  • Evil is the purposeful promotion of ignorance: (rant warning) I despise Fox News and, to a lesser extent, the other 24 hour cable news shows. These channels purposefully promote large scale ignorance in order to simply push their ratings higher. In world of complex, fun, entertaining media from books to computer games it is really difficult to fill a channel with meaningful news 24/7  and get viewers to tune in. The truth of things is that beyond our areas of interest most of us are only interested in the news, beyond staying informed, when something important is happening. To compensate the 24 hour news channels overinflate the importance of almost everything. The worst of them purposefully obscure the facts or outright lie to get ratings. The same is true with climate change deniers funded by oil billionaires, men paying to obscure the facts so that they can continue to reap record profits. There are more examples everywhere, but the central idea here is that the people who promote great ignorance for their own ends are doing something evil. This is an idea I love seeing explored in genre fiction, because we can remove it from the hyper-politicization that characterizes modern discourse on most subjects, and examine the consequences of promotion of ignorance in an of itself.

In general, I think evil in modern Fantasy should remain on the idea level, influencing the actions of the characters. Characters who are evil personified are too simplistic for the most part, and readers who want complex characters are unsatisfied by that kind of characters, be they villain or hero.

Advertisements

Leave a Reply

Fill in your details below or click an icon to log in:

WordPress.com Logo

You are commenting using your WordPress.com account. Log Out / Change )

Twitter picture

You are commenting using your Twitter account. Log Out / Change )

Facebook photo

You are commenting using your Facebook account.

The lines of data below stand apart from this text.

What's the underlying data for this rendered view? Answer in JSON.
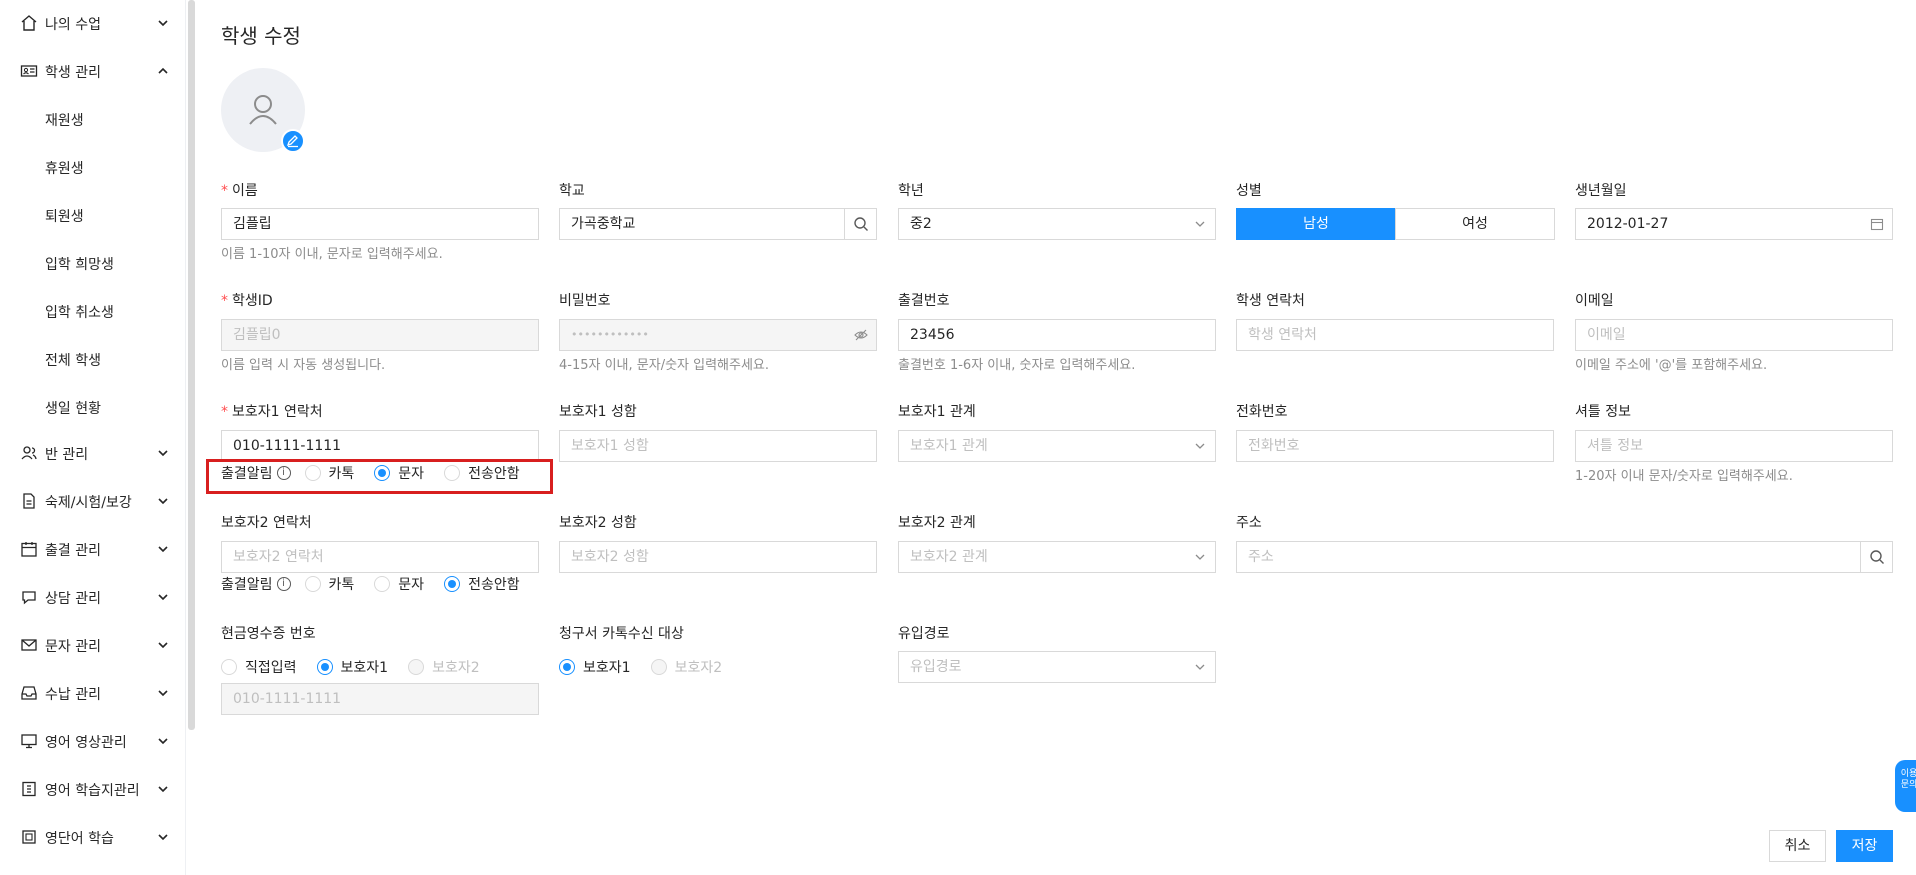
{
  "sidebar": {
    "items": [
      {
        "label": "나의 수업",
        "icon": "home-icon"
      },
      {
        "label": "학생 관리",
        "icon": "id-card-icon",
        "expanded": true,
        "subitems": [
          "재원생",
          "휴원생",
          "퇴원생",
          "입학 희망생",
          "입학 취소생",
          "전체 학생",
          "생일 현황"
        ]
      },
      {
        "label": "반 관리",
        "icon": "users-icon"
      },
      {
        "label": "숙제/시험/보강",
        "icon": "document-icon"
      },
      {
        "label": "출결 관리",
        "icon": "calendar-icon"
      },
      {
        "label": "상담 관리",
        "icon": "chat-icon"
      },
      {
        "label": "문자 관리",
        "icon": "mail-icon"
      },
      {
        "label": "수납 관리",
        "icon": "inbox-icon"
      },
      {
        "label": "영어 영상관리",
        "icon": "monitor-icon"
      },
      {
        "label": "영어 학습지관리",
        "icon": "book-icon"
      },
      {
        "label": "영단어 학습",
        "icon": "dictionary-icon"
      }
    ]
  },
  "page": {
    "title": "학생 수정"
  },
  "form": {
    "name": {
      "label": "이름",
      "value": "김플립",
      "hint": "이름 1-10자 이내, 문자로 입력해주세요."
    },
    "school": {
      "label": "학교",
      "value": "가곡중학교"
    },
    "grade": {
      "label": "학년",
      "value": "중2"
    },
    "gender": {
      "label": "성별",
      "options": [
        "남성",
        "여성"
      ],
      "selected": "남성"
    },
    "birth": {
      "label": "생년월일",
      "value": "2012-01-27"
    },
    "student_id": {
      "label": "학생ID",
      "value": "김플립0",
      "hint": "이름 입력 시 자동 생성됩니다."
    },
    "password": {
      "label": "비밀번호",
      "value": "••••••••••••",
      "hint": "4-15자 이내, 문자/숫자 입력해주세요."
    },
    "attendance_no": {
      "label": "출결번호",
      "value": "23456",
      "hint": "출결번호 1-6자 이내, 숫자로 입력해주세요."
    },
    "student_phone": {
      "label": "학생 연락처",
      "placeholder": "학생 연락처"
    },
    "email": {
      "label": "이메일",
      "placeholder": "이메일",
      "hint": "이메일 주소에 '@'를 포함해주세요."
    },
    "guardian1_phone": {
      "label": "보호자1 연락처",
      "value": "010-1111-1111"
    },
    "guardian1_name": {
      "label": "보호자1 성함",
      "placeholder": "보호자1 성함"
    },
    "guardian1_relation": {
      "label": "보호자1 관계",
      "placeholder": "보호자1 관계"
    },
    "phone": {
      "label": "전화번호",
      "placeholder": "전화번호"
    },
    "shuttle": {
      "label": "셔틀 정보",
      "placeholder": "셔틀 정보",
      "hint": "1-20자 이내 문자/숫자로 입력해주세요."
    },
    "guardian2_phone": {
      "label": "보호자2 연락처",
      "placeholder": "보호자2 연락처"
    },
    "guardian2_name": {
      "label": "보호자2 성함",
      "placeholder": "보호자2 성함"
    },
    "guardian2_relation": {
      "label": "보호자2 관계",
      "placeholder": "보호자2 관계"
    },
    "address": {
      "label": "주소",
      "placeholder": "주소"
    },
    "attendance_alert": {
      "label": "출결알림",
      "options": [
        "카톡",
        "문자",
        "전송안함"
      ],
      "guardian1_selected": "문자",
      "guardian2_selected": "전송안함"
    },
    "cash_receipt": {
      "label": "현금영수증 번호",
      "options": [
        "직접입력",
        "보호자1",
        "보호자2"
      ],
      "selected": "보호자1",
      "value": "010-1111-1111"
    },
    "invoice_target": {
      "label": "청구서 카톡수신 대상",
      "options": [
        "보호자1",
        "보호자2"
      ],
      "selected": "보호자1"
    },
    "inflow": {
      "label": "유입경로",
      "placeholder": "유입경로"
    }
  },
  "actions": {
    "cancel": "취소",
    "save": "저장"
  },
  "float_tab": {
    "label": "이용\n문의"
  },
  "colors": {
    "primary": "#1890ff",
    "required": "#ff4d4f",
    "highlight": "#d81f1f"
  }
}
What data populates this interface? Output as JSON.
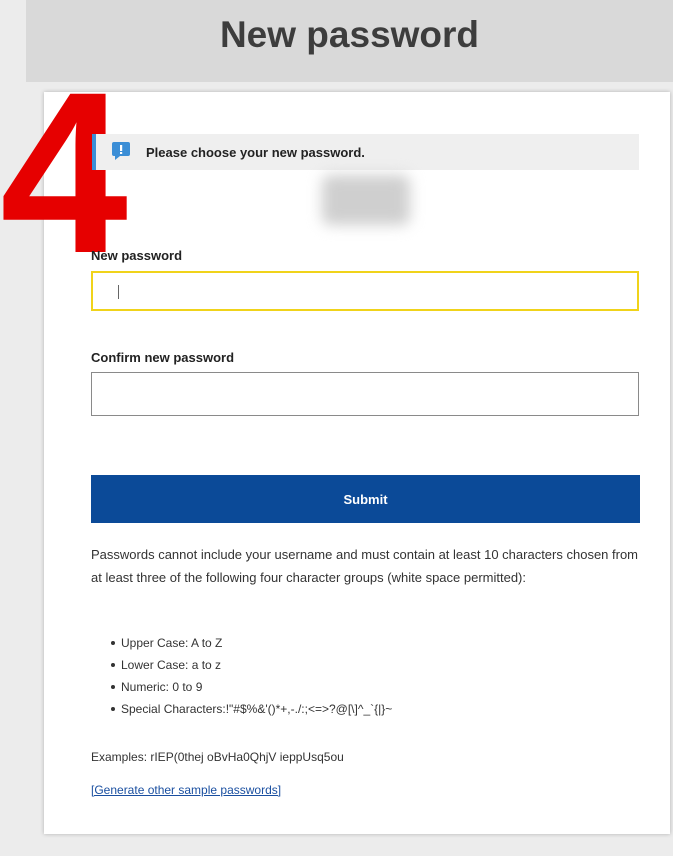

Log Out / Change )

Google+ photo

You are commenting using your Google+ account. Log Out / Change )

Connecting to %s